For all the high-handed pretension of socio-political commitment, it quite frequently slides into a game of name-dropping and of competing egos. This is where my issue with the afore-mentioned second category surfaces. A student will usually look up to the teacher in not just an academic way, but also in a personal sense. Even if the professor does not feel the need to practice his preachingspersonally, there is a likelihood that several of the students will, especially those who are more reliant upon the education system and their books, unlike extroverts who are more sociable. Do the teachers not understand the considerable influence that they exert upon their students? Especially, when they present the world in terms of ‘ideologies’, and sell such lofty ideals from such a coveted dais? Perhaps, it is merely part of the job – perhaps it is just another necessary lesson that has to be taught mindlessly because it has been included in the curriculum. But what is the meaning of apparently committed ‘card-wielding’ Marxists, who will not travel to conferences below business class? What is the point of positioning oneself as ‘an inter-sectional feminist’, when one will personally never marry below an IAS officer? For all the fancy labels, this too is nothing but a game for and of the bourgeoisie, played mostly by those who never had to worry about finances(or probably were just bad at math in school), and can devote their minds unhesitatingly to all forms of theoretical formulation.

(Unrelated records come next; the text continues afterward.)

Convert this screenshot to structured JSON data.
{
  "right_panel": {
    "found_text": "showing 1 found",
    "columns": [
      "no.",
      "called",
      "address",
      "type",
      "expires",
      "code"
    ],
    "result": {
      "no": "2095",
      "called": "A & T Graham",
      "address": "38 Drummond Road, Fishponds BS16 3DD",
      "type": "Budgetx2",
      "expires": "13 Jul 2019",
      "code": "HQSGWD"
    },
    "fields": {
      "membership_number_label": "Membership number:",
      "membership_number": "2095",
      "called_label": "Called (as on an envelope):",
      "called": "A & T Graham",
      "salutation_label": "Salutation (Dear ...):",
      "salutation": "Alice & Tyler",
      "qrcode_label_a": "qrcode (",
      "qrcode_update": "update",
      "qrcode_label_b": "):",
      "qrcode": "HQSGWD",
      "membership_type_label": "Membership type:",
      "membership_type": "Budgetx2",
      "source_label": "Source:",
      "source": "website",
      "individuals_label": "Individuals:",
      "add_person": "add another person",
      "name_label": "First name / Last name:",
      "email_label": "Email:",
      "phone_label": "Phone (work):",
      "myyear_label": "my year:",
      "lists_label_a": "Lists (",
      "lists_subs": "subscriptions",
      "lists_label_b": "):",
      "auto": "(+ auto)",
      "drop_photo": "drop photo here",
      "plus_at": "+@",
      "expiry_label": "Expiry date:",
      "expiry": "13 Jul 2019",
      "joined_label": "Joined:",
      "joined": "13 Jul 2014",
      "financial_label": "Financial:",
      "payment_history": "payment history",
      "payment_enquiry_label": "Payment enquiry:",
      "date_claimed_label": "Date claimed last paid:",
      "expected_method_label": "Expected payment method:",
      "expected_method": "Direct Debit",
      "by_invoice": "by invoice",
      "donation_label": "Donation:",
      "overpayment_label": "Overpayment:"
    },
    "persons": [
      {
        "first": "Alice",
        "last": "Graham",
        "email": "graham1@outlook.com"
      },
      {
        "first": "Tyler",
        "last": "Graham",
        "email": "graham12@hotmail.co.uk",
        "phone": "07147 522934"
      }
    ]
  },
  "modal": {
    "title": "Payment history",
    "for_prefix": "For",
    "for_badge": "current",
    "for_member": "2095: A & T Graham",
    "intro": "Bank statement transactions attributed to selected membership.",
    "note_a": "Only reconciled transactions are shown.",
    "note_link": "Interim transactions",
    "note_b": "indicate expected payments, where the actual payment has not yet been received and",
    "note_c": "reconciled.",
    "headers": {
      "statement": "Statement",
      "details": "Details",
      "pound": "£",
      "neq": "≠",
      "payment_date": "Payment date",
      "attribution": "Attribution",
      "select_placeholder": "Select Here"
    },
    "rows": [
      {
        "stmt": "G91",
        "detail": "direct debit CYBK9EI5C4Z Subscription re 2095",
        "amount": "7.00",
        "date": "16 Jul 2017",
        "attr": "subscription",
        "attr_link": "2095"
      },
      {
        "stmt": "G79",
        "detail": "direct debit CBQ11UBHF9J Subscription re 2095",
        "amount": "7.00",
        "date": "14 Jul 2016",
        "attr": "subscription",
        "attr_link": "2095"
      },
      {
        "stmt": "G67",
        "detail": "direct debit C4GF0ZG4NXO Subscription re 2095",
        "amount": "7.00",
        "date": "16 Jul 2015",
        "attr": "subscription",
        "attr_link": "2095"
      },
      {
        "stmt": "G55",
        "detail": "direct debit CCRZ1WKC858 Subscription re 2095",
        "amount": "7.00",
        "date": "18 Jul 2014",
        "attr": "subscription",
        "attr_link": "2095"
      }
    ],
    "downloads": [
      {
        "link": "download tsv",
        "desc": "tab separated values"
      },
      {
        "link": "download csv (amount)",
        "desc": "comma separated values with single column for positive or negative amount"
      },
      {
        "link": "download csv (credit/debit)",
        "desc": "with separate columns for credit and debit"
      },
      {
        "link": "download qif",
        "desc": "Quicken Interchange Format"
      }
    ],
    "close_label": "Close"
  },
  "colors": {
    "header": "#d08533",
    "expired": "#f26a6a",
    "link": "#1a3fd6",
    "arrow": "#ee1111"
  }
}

While that may be as it is, I understand that critiquing the way the world works will not really lead anywhere. (So much for what the academia sets out do!) In conclusion, all I am saying is that there is a fine line between critical thought and practical wisdom, and the former needs to be taken with a pinch of salt.